Return each line of the entries that mentions the word "plot".

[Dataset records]
++++++++

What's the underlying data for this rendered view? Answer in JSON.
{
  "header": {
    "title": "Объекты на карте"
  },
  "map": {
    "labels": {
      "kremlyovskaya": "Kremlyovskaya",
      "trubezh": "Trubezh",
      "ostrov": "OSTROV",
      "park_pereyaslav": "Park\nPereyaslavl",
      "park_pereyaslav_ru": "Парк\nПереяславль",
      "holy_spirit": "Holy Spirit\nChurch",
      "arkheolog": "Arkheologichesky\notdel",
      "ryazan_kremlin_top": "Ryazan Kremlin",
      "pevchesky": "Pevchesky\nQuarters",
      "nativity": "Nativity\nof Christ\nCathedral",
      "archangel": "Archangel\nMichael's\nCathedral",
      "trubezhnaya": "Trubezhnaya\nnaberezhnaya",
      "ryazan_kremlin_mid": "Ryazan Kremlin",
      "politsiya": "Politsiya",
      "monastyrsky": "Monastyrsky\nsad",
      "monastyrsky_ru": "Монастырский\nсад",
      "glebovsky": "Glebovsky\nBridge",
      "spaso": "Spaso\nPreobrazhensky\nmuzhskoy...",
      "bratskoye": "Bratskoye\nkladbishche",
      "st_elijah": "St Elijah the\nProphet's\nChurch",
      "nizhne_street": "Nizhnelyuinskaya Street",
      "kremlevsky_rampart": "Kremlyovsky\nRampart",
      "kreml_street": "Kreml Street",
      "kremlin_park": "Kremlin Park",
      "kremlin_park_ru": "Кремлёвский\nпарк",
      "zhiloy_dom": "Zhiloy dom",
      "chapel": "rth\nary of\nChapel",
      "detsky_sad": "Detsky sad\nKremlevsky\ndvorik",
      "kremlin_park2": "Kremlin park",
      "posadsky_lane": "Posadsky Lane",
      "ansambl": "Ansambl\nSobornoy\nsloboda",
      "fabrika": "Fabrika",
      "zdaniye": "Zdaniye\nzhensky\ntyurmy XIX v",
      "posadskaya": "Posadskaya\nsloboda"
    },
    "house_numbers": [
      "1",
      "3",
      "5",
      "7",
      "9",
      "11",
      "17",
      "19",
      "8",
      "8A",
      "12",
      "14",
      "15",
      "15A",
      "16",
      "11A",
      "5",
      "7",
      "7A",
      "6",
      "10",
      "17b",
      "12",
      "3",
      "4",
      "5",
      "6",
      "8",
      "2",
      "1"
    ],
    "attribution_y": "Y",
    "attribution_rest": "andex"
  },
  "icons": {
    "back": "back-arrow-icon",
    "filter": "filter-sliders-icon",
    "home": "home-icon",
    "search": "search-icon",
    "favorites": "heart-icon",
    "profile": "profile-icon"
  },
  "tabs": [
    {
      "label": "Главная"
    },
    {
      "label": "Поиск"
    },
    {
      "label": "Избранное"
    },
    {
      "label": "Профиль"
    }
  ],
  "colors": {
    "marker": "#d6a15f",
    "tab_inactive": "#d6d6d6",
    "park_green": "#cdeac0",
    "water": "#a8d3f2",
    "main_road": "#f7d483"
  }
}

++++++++

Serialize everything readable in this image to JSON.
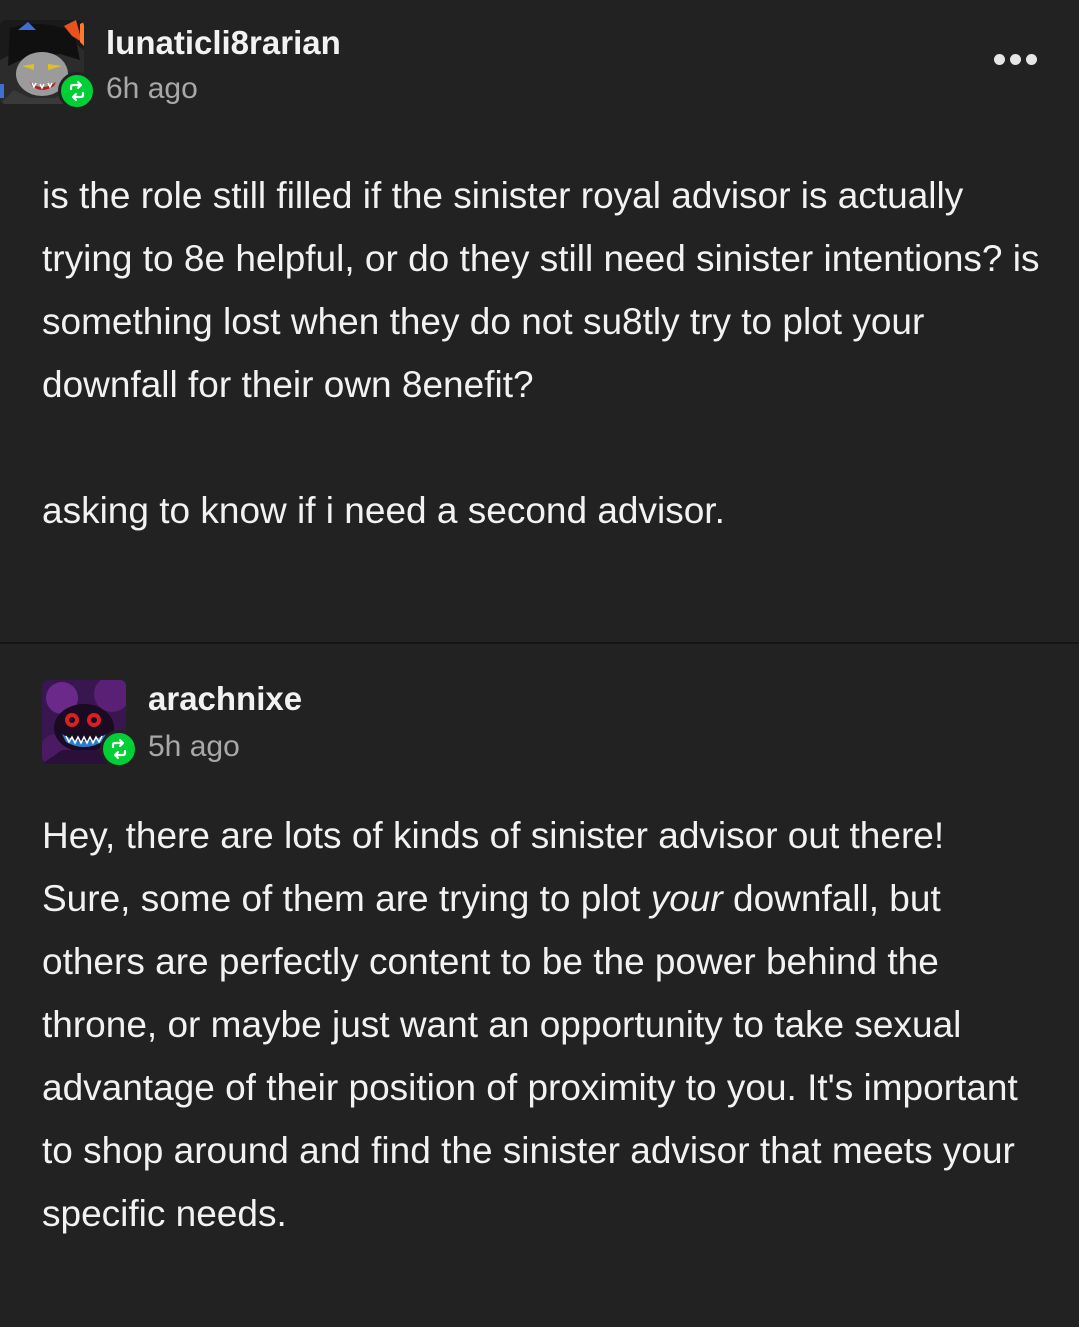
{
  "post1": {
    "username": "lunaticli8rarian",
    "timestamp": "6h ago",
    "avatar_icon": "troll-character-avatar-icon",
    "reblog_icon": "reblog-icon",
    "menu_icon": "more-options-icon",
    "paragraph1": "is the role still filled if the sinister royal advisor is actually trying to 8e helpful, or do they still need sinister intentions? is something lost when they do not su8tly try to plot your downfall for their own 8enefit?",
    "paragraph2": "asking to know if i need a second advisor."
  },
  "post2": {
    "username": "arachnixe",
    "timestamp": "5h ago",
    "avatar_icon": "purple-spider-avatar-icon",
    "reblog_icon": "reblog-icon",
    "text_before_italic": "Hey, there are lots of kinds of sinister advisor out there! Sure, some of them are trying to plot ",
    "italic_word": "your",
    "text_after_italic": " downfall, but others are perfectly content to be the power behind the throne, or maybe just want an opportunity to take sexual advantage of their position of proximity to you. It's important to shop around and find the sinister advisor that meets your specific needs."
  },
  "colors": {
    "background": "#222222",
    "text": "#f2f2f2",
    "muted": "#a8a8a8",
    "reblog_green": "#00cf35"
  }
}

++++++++

■ Result of this task
    "paragraph1": "is the role still filled if the sinister royal advisor is actually trying to 8e helpful, or do they still need sinister intentions? is something lost when they do not su8tly try to plot your downfall for their own 8enefit?",
    "text_before_italic": "Hey, there are lots of kinds of sinister advisor out there! Sure, some of them are trying to plot ",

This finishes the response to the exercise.